[Collection entries]
──────────────────────────────

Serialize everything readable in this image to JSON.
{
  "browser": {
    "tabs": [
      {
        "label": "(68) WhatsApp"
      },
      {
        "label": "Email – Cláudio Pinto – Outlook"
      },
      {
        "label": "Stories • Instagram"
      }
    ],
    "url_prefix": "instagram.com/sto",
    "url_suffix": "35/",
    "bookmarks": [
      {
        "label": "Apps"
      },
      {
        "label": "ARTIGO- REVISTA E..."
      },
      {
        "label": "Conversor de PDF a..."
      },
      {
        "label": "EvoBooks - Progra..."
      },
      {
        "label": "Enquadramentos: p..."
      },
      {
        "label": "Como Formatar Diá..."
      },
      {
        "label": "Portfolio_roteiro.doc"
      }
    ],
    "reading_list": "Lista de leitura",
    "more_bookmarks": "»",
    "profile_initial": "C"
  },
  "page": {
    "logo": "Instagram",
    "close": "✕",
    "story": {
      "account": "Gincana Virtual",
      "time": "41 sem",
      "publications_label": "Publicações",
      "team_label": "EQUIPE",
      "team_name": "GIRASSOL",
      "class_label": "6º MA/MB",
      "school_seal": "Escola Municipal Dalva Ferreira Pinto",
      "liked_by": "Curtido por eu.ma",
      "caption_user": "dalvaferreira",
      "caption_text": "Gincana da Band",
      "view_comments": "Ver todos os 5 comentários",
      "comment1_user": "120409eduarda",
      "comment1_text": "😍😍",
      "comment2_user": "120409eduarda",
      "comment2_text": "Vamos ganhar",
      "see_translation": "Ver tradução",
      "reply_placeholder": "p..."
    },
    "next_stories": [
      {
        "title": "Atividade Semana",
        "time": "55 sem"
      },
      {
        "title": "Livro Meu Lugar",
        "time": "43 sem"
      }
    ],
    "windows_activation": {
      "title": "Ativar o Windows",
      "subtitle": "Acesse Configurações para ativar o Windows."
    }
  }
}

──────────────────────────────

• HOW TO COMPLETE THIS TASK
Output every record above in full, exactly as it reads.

• RESPONSE TO THE EXERCISE
Serialize everything readable in this image to JSON.
{
  "browser": {
    "tabs": [
      {
        "label": "(68) WhatsApp"
      },
      {
        "label": "Email – Cláudio Pinto – Outlook"
      },
      {
        "label": "Stories • Instagram"
      }
    ],
    "url_prefix": "instagram.com/sto",
    "url_suffix": "35/",
    "bookmarks": [
      {
        "label": "Apps"
      },
      {
        "label": "ARTIGO- REVISTA E..."
      },
      {
        "label": "Conversor de PDF a..."
      },
      {
        "label": "EvoBooks - Progra..."
      },
      {
        "label": "Enquadramentos: p..."
      },
      {
        "label": "Como Formatar Diá..."
      },
      {
        "label": "Portfolio_roteiro.doc"
      }
    ],
    "reading_list": "Lista de leitura",
    "more_bookmarks": "»",
    "profile_initial": "C"
  },
  "page": {
    "logo": "Instagram",
    "close": "✕",
    "story": {
      "account": "Gincana Virtual",
      "time": "41 sem",
      "publications_label": "Publicações",
      "team_label": "EQUIPE",
      "team_name": "GIRASSOL",
      "class_label": "6º MA/MB",
      "school_seal": "Escola Municipal Dalva Ferreira Pinto",
      "liked_by": "Curtido por eu.ma",
      "caption_user": "dalvaferreira",
      "caption_text": "Gincana da Band",
      "view_comments": "Ver todos os 5 comentários",
      "comment1_user": "120409eduarda",
      "comment1_text": "😍😍",
      "comment2_user": "120409eduarda",
      "comment2_text": "Vamos ganhar",
      "see_translation": "Ver tradução",
      "reply_placeholder": "p..."
    },
    "next_stories": [
      {
        "title": "Atividade Semana",
        "time": "55 sem"
      },
      {
        "title": "Livro Meu Lugar",
        "time": "43 sem"
      }
    ],
    "windows_activation": {
      "title": "Ativar o Windows",
      "subtitle": "Acesse Configurações para ativar o Windows."
    }
  }
}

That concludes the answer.